By current societal standards, some would suggest an anti-depressant for my son. My daughter is more what society would say is “normal.” (though ADHD primary inattentive type would easily apply) But I counter that it is each’s temperament, not that therapy or drugs are needed. Both have related to the world this way since before they entered it. A psychologist would not know this.
Tom Sawyer, had he existed in today’s time, would no doubt be on Ritalin…yet we delight in him in a book (thankfully, we are not his aunt), and at one time, C3PO was merely comic relief (now the robot in Hitch Hiker’s Guide…there’s a guy in need of some serious help).
There are some ethical issues involved with psychotropic drugs, aside from the issues of not quite knowing why they work, how long they work for, and what are the long term effects.
Are we interfering with a person’s temperament and treating their natural state of relating to the world as dysfunctional?
Are we failing to see the strengths in cynicism and sensitivity even with the pitfalls that come with it?
Even if it is depression, are we interfering with the natural process that the person would take in relating to life?
Is the real personality the person who is on a psychotropic drug and the drug helps them muddle through it, or are they really who they are when they are off of it and struggling through? Which is better?

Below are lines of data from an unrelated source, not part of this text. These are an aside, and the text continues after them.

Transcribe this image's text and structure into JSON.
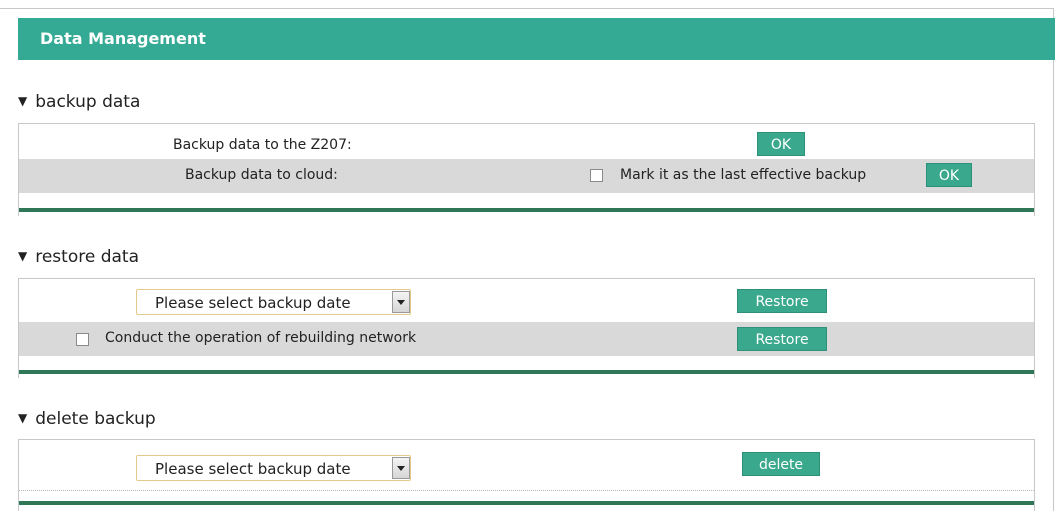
{
  "page": {
    "title": "Data Management"
  },
  "sections": {
    "backup": {
      "title": "backup data",
      "row1": {
        "label": "Backup data to the Z207:",
        "button": "OK"
      },
      "row2": {
        "label": "Backup data to cloud:",
        "checkbox_label": "Mark it as the last effective backup",
        "checkbox_checked": false,
        "button": "OK"
      }
    },
    "restore": {
      "title": "restore data",
      "row1": {
        "select_value": "Please select backup date",
        "button": "Restore"
      },
      "row2": {
        "checkbox_label": "Conduct the operation of rebuilding network",
        "checkbox_checked": false,
        "button": "Restore"
      }
    },
    "delete": {
      "title": "delete backup",
      "row1": {
        "select_value": "Please select backup date",
        "button": "delete"
      }
    }
  },
  "colors": {
    "header": "#34a993",
    "button": "#3aa88d",
    "panel_bar": "#2f7757",
    "grey_row": "#d9d9d9"
  }
}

Do any of these questions matter when it comes to saving someone’s life? At what point do they matter?
It’s a Brave New World..
When I was filling out the inventories for my counselor 4 years ago, one of the questions led me to quote C-3PO. It’s a bit comforting to see that I was not the only one to make that connection.
I think for me it mattered when I couldn’t function anymore. When I was too depressed to get out of bed. When I was seriously wanting to kill myself. When I would cut myself. And when my ADD left me overwhelmed and unable to start anything. I’m a mom of two kids who homeschools. I need to be able to do things. Sometimes “thinking happy thoughts” doesn’t cut it.